|Connected Mona Lisas (Picasso style)|
Oil on Canvas 30"x40"
Have you ever seen a finished picture? To finish a work? What nonsense! To finish it means to be through with it, to kill it, to rid it of its soul.
No, one doesn’t stop by oneself. You work and behind you stands somebody who is not a professional and it is he who makes the decisions.
Everyone wants to understand art. Why does one love the night, flowers, everything around one, without trying to understand them? But in the case of a painting people have to understand it. Gertrude Stein joyfully announced to me the other day that she had at last understood what my picture of the three musicians was meant to be. It was a still life.

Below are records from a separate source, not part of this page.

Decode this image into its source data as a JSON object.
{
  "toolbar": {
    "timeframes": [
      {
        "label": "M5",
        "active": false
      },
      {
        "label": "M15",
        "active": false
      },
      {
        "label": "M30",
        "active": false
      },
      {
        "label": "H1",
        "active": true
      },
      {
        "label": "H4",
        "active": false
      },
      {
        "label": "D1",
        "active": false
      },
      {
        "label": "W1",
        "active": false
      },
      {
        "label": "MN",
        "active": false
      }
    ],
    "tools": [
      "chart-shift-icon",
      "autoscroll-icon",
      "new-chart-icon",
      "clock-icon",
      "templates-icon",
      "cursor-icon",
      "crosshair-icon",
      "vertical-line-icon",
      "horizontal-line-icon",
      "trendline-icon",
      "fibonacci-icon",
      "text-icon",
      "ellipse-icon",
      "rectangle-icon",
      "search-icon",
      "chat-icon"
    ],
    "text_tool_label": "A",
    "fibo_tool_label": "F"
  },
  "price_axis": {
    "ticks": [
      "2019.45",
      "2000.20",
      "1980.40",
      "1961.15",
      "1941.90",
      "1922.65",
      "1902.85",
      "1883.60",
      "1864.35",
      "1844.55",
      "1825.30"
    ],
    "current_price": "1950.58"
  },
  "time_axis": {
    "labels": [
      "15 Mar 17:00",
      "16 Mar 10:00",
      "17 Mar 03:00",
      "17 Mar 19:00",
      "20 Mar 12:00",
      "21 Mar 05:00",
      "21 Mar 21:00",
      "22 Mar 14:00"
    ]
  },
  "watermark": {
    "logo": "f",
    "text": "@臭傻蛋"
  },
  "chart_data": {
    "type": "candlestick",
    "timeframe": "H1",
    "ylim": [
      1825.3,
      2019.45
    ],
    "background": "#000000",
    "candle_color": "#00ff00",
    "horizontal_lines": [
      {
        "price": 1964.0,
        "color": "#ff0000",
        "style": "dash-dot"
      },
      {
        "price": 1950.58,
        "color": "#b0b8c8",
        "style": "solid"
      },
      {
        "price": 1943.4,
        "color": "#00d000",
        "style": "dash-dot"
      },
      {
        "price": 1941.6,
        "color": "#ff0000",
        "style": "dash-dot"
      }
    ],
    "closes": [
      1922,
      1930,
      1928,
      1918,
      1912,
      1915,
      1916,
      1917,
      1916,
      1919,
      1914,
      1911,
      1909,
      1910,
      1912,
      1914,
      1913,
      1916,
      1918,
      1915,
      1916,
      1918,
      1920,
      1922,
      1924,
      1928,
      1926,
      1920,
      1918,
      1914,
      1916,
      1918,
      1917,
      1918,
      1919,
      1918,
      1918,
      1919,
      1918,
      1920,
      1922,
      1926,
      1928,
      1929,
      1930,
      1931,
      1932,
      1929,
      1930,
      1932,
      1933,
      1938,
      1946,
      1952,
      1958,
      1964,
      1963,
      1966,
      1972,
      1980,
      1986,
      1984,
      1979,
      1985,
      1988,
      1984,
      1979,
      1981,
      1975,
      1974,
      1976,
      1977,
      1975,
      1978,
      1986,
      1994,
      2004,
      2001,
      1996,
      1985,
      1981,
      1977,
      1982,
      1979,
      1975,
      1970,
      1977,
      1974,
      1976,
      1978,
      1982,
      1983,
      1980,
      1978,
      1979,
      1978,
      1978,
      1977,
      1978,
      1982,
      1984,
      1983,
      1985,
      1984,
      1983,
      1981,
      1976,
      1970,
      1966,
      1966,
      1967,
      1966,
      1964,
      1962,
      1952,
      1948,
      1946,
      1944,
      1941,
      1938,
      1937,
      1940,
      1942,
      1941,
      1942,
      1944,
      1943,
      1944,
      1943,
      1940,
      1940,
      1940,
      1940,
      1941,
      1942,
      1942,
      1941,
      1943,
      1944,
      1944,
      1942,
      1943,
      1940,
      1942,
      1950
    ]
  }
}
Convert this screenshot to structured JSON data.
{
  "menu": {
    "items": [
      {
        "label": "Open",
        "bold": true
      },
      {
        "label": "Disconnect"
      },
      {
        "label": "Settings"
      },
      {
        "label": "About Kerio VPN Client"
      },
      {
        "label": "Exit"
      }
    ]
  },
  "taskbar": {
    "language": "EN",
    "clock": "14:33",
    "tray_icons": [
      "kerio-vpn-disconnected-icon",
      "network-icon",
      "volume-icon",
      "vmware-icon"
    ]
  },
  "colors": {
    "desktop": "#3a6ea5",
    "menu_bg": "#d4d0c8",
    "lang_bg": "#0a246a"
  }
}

Cubist Self Portrait
Oil on Canvas 38"x24"
Success is dangerous. One begins to copy oneself. And to try to copy oneself is more dangerous than to copy others. To make oneself hated is more difficult than to make oneself loved.
Photography has arrived at a point where it is capable of liberating painting from all literature, from the anecdote and even from the subject. So shouldn’t painters profit from their newly acquired liberty, and make use of it to do other things?
In art intentions are not sufficient and, as we say in Spanish: love must be proved by facts not by reasons. What one does is what counts and not what one had the intention of doing.
Museums are just a lot of lies, and the people who make art their business are mostly imposters.
Oil Sketch on Canvas 40"x48"
And my favorite (an explanation of a sketch on wrapping paper for a cut-metal sculpture):
It’s a chair, and you see that it is an explanation of cubism! Imagine a chair passed under the rollers of a compressor; it would turn out just about like that.
Anyhow, the best part of my little book on Picasso aren’t his quotes but his drawings. Since they’re probably copyrighted, I didn’t want to use them so I rummaged through a couple of my old portfolios for some suitable drawings and damned if everything I ever did didn’t have a touch of Picasso in it!
As a friend of mine used to say (unoriginally): "If you're going to steal, steal from the best."